lowly status of the Chinese national team.
China has only played in one World Cup in
2002, when it crashed out without scoring a goal.
Since then, it hasn't come close to qualifying,
while three of its neighbors North Korea,
South Korea and Japan made the field this year
and are drawing at least lukewarm support from
"As an Asian, I am so happy to see our
countries doing better and better on the world
stage," Wang Wen, president of the Beijing
Soccer Fans Association, told the People's Daily.
"Obviously, China has been left far behind
... I'm afraid we won't be able to cheer for our
own team at the World Cup in the near
Across Africa, which has six teams in the World
Cup, there's widespread solidarity due in part
to pride that the continent is hosting the
tournament for the first time.
In Uganda, though, there's been an unexpected

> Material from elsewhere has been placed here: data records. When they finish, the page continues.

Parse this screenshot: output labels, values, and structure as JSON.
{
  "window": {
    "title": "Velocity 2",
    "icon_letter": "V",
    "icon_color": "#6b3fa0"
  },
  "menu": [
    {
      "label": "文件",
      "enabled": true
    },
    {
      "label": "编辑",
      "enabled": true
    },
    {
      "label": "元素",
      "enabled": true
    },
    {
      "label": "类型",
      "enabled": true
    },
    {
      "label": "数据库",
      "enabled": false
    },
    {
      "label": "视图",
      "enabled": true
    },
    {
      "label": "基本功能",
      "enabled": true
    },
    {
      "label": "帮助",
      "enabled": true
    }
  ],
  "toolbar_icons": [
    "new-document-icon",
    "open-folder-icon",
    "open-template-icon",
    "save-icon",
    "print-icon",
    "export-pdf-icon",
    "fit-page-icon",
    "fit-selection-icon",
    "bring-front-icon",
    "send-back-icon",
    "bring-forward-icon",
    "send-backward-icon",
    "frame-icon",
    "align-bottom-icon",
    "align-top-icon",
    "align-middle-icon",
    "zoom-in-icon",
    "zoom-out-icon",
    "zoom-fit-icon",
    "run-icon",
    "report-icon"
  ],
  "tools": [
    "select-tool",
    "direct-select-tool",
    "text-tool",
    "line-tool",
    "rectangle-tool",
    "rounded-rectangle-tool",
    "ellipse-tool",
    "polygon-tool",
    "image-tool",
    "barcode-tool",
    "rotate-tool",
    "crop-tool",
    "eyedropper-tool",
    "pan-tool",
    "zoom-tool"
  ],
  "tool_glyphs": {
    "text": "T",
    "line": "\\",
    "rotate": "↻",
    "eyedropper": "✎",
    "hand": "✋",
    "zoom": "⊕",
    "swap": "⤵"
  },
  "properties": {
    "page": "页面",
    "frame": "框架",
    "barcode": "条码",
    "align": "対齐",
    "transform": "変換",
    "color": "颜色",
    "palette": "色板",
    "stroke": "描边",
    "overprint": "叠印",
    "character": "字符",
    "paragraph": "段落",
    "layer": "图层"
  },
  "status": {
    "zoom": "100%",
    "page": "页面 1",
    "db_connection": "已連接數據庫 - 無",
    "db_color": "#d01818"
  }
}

hitch some parents have prevented their
children from watching matches on TV when Cameroon
competes because the name of one of its players,
Emana, is a sexually explicit obscenity in Luganda,
one of Uganda's main languages.
"I would rather miss watching the match
than being embarrassed before my children,"
said 57-year-old Aziz Kato.
In South Africa itself, where fans are steeling
themselves for their beloved team's ouster, it was
Soccer Sunday at the Cathedral of the Sacred Heart
"The hype around Bafana Bafana set us up
for disappointment," said the Rev. Victor
Phalana, urging his parishioners to relax and
savor the excitement of being World Cup hosts.
"We must enjoy it while it lasts."
Contributing to this report were Associated
Press writers Nirmala George in New Delhi; Julhas
Alam in Dhaka, Bangladesh; Godfrey Olukya in
Kampala, Uganda; Dusan Stojanovic in Belgrade,
Serbia; Jonathan M. Katz in Port-au-Prince, Haiti;
Christopher Bodeen in Beijing; Snjezana Vukic in